-- About this task --
Below are records; how many of their lines contain "sesión"? Reply with the number and no other words.

--- Records for the exercise ---

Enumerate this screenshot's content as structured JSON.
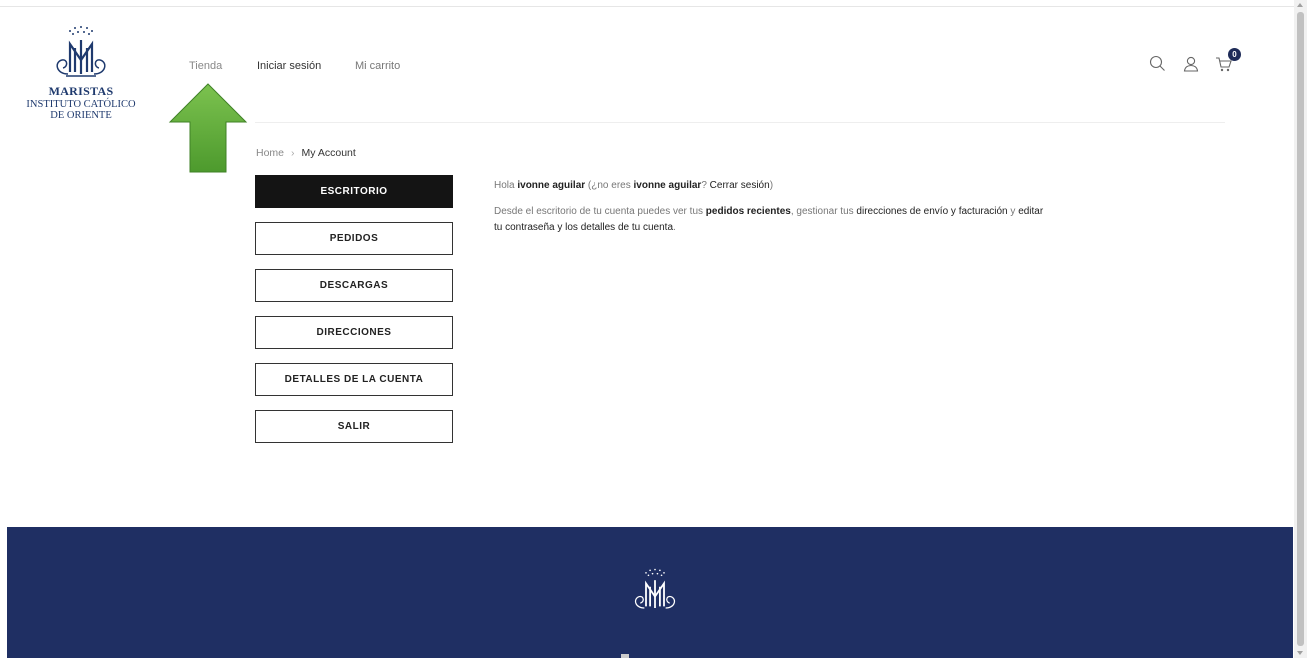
{
  "logo": {
    "line1": "MARISTAS",
    "line2": "INSTITUTO CATÓLICO",
    "line3": "DE ORIENTE"
  },
  "nav": {
    "items": [
      {
        "label": "Tienda"
      },
      {
        "label": "Iniciar sesión"
      },
      {
        "label": "Mi carrito"
      }
    ]
  },
  "header_icons": {
    "search": "search-icon",
    "account": "user-icon",
    "cart": "cart-icon",
    "cart_count": "0"
  },
  "breadcrumb": {
    "home": "Home",
    "separator": "›",
    "current": "My Account"
  },
  "account_menu": {
    "items": [
      {
        "label": "ESCRITORIO",
        "active": true
      },
      {
        "label": "PEDIDOS"
      },
      {
        "label": "DESCARGAS"
      },
      {
        "label": "DIRECCIONES"
      },
      {
        "label": "DETALLES DE LA CUENTA"
      },
      {
        "label": "SALIR"
      }
    ]
  },
  "dashboard": {
    "greeting_prefix": "Hola ",
    "user_name": "ivonne aguilar",
    "greeting_mid": " (¿no eres ",
    "user_name_2": "ivonne aguilar",
    "greeting_q": "? ",
    "logout_link": "Cerrar sesión",
    "greeting_end": ")",
    "desc_1": "Desde el escritorio de tu cuenta puedes ver tus ",
    "link_orders": "pedidos recientes",
    "desc_2": ", gestionar tus ",
    "link_addresses": "direcciones de envío y facturación",
    "desc_3": " y ",
    "link_account": "editar tu contraseña y los detalles de tu cuenta",
    "desc_4": "."
  },
  "colors": {
    "footer_bg": "#1f2f63",
    "arrow_green": "#5cab3a",
    "active_menu_bg": "#141414",
    "logo_blue": "#1f3a6e"
  }
}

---

-- Response to the task --
2